[[ Data under study, beginning ]]
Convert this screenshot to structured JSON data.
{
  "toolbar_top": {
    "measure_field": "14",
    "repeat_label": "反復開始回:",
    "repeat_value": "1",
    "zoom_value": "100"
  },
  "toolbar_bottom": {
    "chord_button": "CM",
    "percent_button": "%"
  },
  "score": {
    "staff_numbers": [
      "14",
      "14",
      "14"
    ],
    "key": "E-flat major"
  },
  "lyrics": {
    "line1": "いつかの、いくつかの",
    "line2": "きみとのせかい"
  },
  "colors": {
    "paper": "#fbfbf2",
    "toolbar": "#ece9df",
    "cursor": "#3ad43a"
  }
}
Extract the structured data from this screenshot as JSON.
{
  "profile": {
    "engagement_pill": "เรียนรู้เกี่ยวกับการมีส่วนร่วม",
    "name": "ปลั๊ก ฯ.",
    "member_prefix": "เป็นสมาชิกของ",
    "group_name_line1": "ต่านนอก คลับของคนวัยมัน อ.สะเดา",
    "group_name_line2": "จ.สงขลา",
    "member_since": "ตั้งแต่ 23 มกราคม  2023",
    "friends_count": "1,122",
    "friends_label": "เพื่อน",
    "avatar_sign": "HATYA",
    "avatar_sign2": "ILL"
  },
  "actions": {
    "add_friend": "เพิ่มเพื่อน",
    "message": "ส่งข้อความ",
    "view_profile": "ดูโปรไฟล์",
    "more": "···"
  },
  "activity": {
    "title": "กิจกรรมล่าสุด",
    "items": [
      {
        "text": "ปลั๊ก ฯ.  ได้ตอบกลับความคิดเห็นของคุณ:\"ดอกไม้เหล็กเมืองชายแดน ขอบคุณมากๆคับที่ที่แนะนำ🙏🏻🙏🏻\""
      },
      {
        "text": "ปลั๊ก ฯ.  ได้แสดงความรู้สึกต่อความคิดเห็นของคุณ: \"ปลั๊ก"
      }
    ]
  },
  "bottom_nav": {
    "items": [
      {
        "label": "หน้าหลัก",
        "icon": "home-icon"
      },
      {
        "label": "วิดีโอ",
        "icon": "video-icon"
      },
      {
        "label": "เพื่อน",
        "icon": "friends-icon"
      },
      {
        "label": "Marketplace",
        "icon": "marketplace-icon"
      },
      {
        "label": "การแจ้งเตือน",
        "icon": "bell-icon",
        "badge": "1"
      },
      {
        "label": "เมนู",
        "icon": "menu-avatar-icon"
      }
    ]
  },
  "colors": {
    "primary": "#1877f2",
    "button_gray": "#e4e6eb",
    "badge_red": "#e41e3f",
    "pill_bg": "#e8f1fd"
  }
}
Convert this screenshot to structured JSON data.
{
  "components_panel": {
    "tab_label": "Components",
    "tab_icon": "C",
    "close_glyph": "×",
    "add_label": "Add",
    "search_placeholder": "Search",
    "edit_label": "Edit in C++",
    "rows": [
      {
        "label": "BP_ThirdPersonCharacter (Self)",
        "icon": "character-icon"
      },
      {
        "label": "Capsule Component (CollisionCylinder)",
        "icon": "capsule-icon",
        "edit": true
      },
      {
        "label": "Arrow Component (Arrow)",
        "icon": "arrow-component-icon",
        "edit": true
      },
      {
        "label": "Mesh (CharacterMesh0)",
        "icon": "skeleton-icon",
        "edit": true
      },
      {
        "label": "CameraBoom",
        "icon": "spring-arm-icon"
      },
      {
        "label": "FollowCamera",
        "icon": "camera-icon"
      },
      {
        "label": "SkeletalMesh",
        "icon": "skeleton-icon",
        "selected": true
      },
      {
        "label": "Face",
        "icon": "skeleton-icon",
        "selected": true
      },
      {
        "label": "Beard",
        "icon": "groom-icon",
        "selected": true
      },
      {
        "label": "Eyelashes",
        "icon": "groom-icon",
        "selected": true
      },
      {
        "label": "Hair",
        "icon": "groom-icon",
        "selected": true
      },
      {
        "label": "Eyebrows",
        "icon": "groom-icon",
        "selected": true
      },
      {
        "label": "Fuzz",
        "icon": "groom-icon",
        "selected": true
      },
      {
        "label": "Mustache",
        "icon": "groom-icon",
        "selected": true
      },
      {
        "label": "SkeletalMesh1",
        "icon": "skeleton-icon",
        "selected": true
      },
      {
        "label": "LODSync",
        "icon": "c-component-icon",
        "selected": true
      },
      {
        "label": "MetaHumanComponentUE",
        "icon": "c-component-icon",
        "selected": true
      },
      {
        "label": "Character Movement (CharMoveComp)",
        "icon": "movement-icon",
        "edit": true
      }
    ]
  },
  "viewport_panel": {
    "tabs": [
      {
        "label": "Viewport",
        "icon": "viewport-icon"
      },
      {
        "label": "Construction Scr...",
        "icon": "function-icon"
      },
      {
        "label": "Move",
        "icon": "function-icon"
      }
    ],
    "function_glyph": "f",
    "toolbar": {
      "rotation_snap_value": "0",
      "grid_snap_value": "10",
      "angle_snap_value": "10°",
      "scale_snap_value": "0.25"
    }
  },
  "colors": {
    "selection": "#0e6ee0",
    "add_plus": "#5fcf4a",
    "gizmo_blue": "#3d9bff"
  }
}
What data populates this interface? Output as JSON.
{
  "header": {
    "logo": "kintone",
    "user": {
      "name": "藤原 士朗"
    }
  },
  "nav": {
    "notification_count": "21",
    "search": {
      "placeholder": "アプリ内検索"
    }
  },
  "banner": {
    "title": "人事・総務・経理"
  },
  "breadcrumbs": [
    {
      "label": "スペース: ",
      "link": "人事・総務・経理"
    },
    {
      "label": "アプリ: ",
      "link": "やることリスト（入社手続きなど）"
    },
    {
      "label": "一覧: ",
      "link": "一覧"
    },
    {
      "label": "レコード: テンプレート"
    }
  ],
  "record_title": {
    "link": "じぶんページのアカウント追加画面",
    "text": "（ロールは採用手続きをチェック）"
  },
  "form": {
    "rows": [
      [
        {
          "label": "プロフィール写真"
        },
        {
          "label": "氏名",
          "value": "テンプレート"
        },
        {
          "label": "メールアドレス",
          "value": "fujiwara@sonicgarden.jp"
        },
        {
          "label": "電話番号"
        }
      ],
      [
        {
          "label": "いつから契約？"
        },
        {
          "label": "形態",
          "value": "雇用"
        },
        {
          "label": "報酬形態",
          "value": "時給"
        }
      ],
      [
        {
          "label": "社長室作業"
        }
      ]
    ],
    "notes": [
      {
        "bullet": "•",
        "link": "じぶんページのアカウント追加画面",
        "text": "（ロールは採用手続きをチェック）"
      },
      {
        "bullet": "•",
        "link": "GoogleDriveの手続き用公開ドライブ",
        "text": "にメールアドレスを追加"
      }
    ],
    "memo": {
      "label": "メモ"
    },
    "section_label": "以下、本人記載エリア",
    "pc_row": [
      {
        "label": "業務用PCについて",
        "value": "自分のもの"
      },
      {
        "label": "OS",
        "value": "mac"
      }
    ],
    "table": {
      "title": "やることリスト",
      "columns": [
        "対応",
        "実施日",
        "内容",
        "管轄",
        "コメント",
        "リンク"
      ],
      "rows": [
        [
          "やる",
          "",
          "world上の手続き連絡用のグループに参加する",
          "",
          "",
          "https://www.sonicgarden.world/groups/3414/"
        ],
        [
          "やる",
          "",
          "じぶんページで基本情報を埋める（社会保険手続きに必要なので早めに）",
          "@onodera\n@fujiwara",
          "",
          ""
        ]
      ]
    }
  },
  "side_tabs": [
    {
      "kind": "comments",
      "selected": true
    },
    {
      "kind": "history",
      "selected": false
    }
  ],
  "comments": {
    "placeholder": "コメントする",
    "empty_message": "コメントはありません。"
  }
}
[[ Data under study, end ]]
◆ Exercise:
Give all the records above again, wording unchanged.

◆ Reply to the task:
Convert this screenshot to structured JSON data.
{
  "toolbar_top": {
    "measure_field": "14",
    "repeat_label": "反復開始回:",
    "repeat_value": "1",
    "zoom_value": "100"
  },
  "toolbar_bottom": {
    "chord_button": "CM",
    "percent_button": "%"
  },
  "score": {
    "staff_numbers": [
      "14",
      "14",
      "14"
    ],
    "key": "E-flat major"
  },
  "lyrics": {
    "line1": "いつかの、いくつかの",
    "line2": "きみとのせかい"
  },
  "colors": {
    "paper": "#fbfbf2",
    "toolbar": "#ece9df",
    "cursor": "#3ad43a"
  }
}
Extract the structured data from this screenshot as JSON.
{
  "profile": {
    "engagement_pill": "เรียนรู้เกี่ยวกับการมีส่วนร่วม",
    "name": "ปลั๊ก ฯ.",
    "member_prefix": "เป็นสมาชิกของ",
    "group_name_line1": "ต่านนอก คลับของคนวัยมัน อ.สะเดา",
    "group_name_line2": "จ.สงขลา",
    "member_since": "ตั้งแต่ 23 มกราคม  2023",
    "friends_count": "1,122",
    "friends_label": "เพื่อน",
    "avatar_sign": "HATYA",
    "avatar_sign2": "ILL"
  },
  "actions": {
    "add_friend": "เพิ่มเพื่อน",
    "message": "ส่งข้อความ",
    "view_profile": "ดูโปรไฟล์",
    "more": "···"
  },
  "activity": {
    "title": "กิจกรรมล่าสุด",
    "items": [
      {
        "text": "ปลั๊ก ฯ.  ได้ตอบกลับความคิดเห็นของคุณ:\"ดอกไม้เหล็กเมืองชายแดน ขอบคุณมากๆคับที่ที่แนะนำ🙏🏻🙏🏻\""
      },
      {
        "text": "ปลั๊ก ฯ.  ได้แสดงความรู้สึกต่อความคิดเห็นของคุณ: \"ปลั๊ก"
      }
    ]
  },
  "bottom_nav": {
    "items": [
      {
        "label": "หน้าหลัก",
        "icon": "home-icon"
      },
      {
        "label": "วิดีโอ",
        "icon": "video-icon"
      },
      {
        "label": "เพื่อน",
        "icon": "friends-icon"
      },
      {
        "label": "Marketplace",
        "icon": "marketplace-icon"
      },
      {
        "label": "การแจ้งเตือน",
        "icon": "bell-icon",
        "badge": "1"
      },
      {
        "label": "เมนู",
        "icon": "menu-avatar-icon"
      }
    ]
  },
  "colors": {
    "primary": "#1877f2",
    "button_gray": "#e4e6eb",
    "badge_red": "#e41e3f",
    "pill_bg": "#e8f1fd"
  }
}
Convert this screenshot to structured JSON data.
{
  "components_panel": {
    "tab_label": "Components",
    "tab_icon": "C",
    "close_glyph": "×",
    "add_label": "Add",
    "search_placeholder": "Search",
    "edit_label": "Edit in C++",
    "rows": [
      {
        "label": "BP_ThirdPersonCharacter (Self)",
        "icon": "character-icon"
      },
      {
        "label": "Capsule Component (CollisionCylinder)",
        "icon": "capsule-icon",
        "edit": true
      },
      {
        "label": "Arrow Component (Arrow)",
        "icon": "arrow-component-icon",
        "edit": true
      },
      {
        "label": "Mesh (CharacterMesh0)",
        "icon": "skeleton-icon",
        "edit": true
      },
      {
        "label": "CameraBoom",
        "icon": "spring-arm-icon"
      },
      {
        "label": "FollowCamera",
        "icon": "camera-icon"
      },
      {
        "label": "SkeletalMesh",
        "icon": "skeleton-icon",
        "selected": true
      },
      {
        "label": "Face",
        "icon": "skeleton-icon",
        "selected": true
      },
      {
        "label": "Beard",
        "icon": "groom-icon",
        "selected": true
      },
      {
        "label": "Eyelashes",
        "icon": "groom-icon",
        "selected": true
      },
      {
        "label": "Hair",
        "icon": "groom-icon",
        "selected": true
      },
      {
        "label": "Eyebrows",
        "icon": "groom-icon",
        "selected": true
      },
      {
        "label": "Fuzz",
        "icon": "groom-icon",
        "selected": true
      },
      {
        "label": "Mustache",
        "icon": "groom-icon",
        "selected": true
      },
      {
        "label": "SkeletalMesh1",
        "icon": "skeleton-icon",
        "selected": true
      },
      {
        "label": "LODSync",
        "icon": "c-component-icon",
        "selected": true
      },
      {
        "label": "MetaHumanComponentUE",
        "icon": "c-component-icon",
        "selected": true
      },
      {
        "label": "Character Movement (CharMoveComp)",
        "icon": "movement-icon",
        "edit": true
      }
    ]
  },
  "viewport_panel": {
    "tabs": [
      {
        "label": "Viewport",
        "icon": "viewport-icon"
      },
      {
        "label": "Construction Scr...",
        "icon": "function-icon"
      },
      {
        "label": "Move",
        "icon": "function-icon"
      }
    ],
    "function_glyph": "f",
    "toolbar": {
      "rotation_snap_value": "0",
      "grid_snap_value": "10",
      "angle_snap_value": "10°",
      "scale_snap_value": "0.25"
    }
  },
  "colors": {
    "selection": "#0e6ee0",
    "add_plus": "#5fcf4a",
    "gizmo_blue": "#3d9bff"
  }
}
What data populates this interface? Output as JSON.
{
  "header": {
    "logo": "kintone",
    "user": {
      "name": "藤原 士朗"
    }
  },
  "nav": {
    "notification_count": "21",
    "search": {
      "placeholder": "アプリ内検索"
    }
  },
  "banner": {
    "title": "人事・総務・経理"
  },
  "breadcrumbs": [
    {
      "label": "スペース: ",
      "link": "人事・総務・経理"
    },
    {
      "label": "アプリ: ",
      "link": "やることリスト（入社手続きなど）"
    },
    {
      "label": "一覧: ",
      "link": "一覧"
    },
    {
      "label": "レコード: テンプレート"
    }
  ],
  "record_title": {
    "link": "じぶんページのアカウント追加画面",
    "text": "（ロールは採用手続きをチェック）"
  },
  "form": {
    "rows": [
      [
        {
          "label": "プロフィール写真"
        },
        {
          "label": "氏名",
          "value": "テンプレート"
        },
        {
          "label": "メールアドレス",
          "value": "fujiwara@sonicgarden.jp"
        },
        {
          "label": "電話番号"
        }
      ],
      [
        {
          "label": "いつから契約？"
        },
        {
          "label": "形態",
          "value": "雇用"
        },
        {
          "label": "報酬形態",
          "value": "時給"
        }
      ],
      [
        {
          "label": "社長室作業"
        }
      ]
    ],
    "notes": [
      {
        "bullet": "•",
        "link": "じぶんページのアカウント追加画面",
        "text": "（ロールは採用手続きをチェック）"
      },
      {
        "bullet": "•",
        "link": "GoogleDriveの手続き用公開ドライブ",
        "text": "にメールアドレスを追加"
      }
    ],
    "memo": {
      "label": "メモ"
    },
    "section_label": "以下、本人記載エリア",
    "pc_row": [
      {
        "label": "業務用PCについて",
        "value": "自分のもの"
      },
      {
        "label": "OS",
        "value": "mac"
      }
    ],
    "table": {
      "title": "やることリスト",
      "columns": [
        "対応",
        "実施日",
        "内容",
        "管轄",
        "コメント",
        "リンク"
      ],
      "rows": [
        [
          "やる",
          "",
          "world上の手続き連絡用のグループに参加する",
          "",
          "",
          "https://www.sonicgarden.world/groups/3414/"
        ],
        [
          "やる",
          "",
          "じぶんページで基本情報を埋める（社会保険手続きに必要なので早めに）",
          "@onodera\n@fujiwara",
          "",
          ""
        ]
      ]
    }
  },
  "side_tabs": [
    {
      "kind": "comments",
      "selected": true
    },
    {
      "kind": "history",
      "selected": false
    }
  ],
  "comments": {
    "placeholder": "コメントする",
    "empty_message": "コメントはありません。"
  }
}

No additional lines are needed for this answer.